"All subspecies of Bt produce a substance, called a protoxin, that becomes poisonous when it is ingested by target insects (caterpillars for Btk). The only reason we are not poisoned is that the acid in our digestive tract deactivates the protoxin
. However, this might not be completely true if you inhale Btk
protoxin. Btk is also toxic
in its own right; in the lab it has been observed to destroy cell walls in animal tissue.
It is claimed that Btk is a natural insecticide that is found in the soil and is used on organic crops. This is only partly true. While Btk is used somewhat today as an organic pest control, there is increasing awareness in the organic farming community that Btk could soon be a genetically modifed organism
and probably should be avoided
. When we eat vegetables or fruits sprayed with Btk, we only swallow a tiny amount of it, especially since most of the Btk is destroyed by the UV in sunlight after a few days of exposure. During a neighborhood spraying one would expect to inhale more Btk spores
than would be consumed in a year's worth of food. In addition, Btk is inactivated to some extent by injesting it, but it spores may germinate and temporarily colonize the human respiratory tract after sprayings.
Btk insecticidal strains produce protoxin at a level higher than that of the organisms commonly found in soil. The protoxin itself is isolated as a chemical (called crystalline protoxin or parasporal inclusion bodies
) and mixed with the Btk in Foray 48B.
No Spray Zone maintains an active survey of health literature on Btk, some of which is found on our Btk Information Page.
While this pesticide was raining down from the crop duster, kids were on the corners waiting for the school bus. People were at the park walking their pets. My own Town claimed ignorance of the spraying. The only reason the above posted Town of Munster Press Release was done was due to the fact I went to the schools, day cares, stores, libraries, etc with the information and many people began calling the Town Board. That was for Munster only

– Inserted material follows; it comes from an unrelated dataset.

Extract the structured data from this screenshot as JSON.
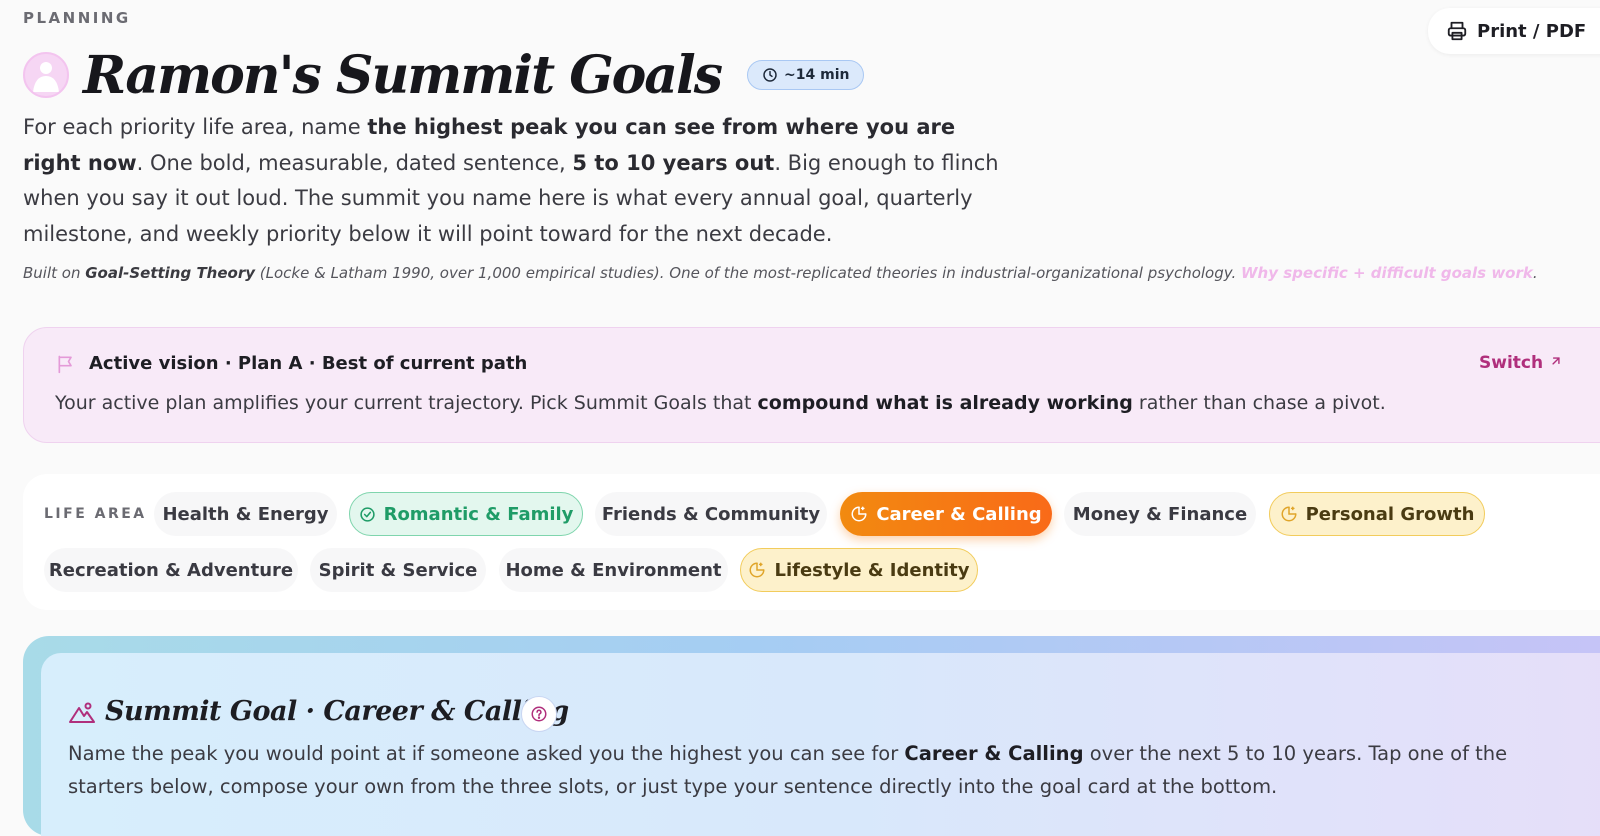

. My Town was Highland. There was NO warning. NO Press Release in the papers...just me and my packet of info dropped off at schools, hospital, day cares, etc. The copies alone that I made cost a fortune but time was running out.
The sprays continue throughout Indiana and Illinois.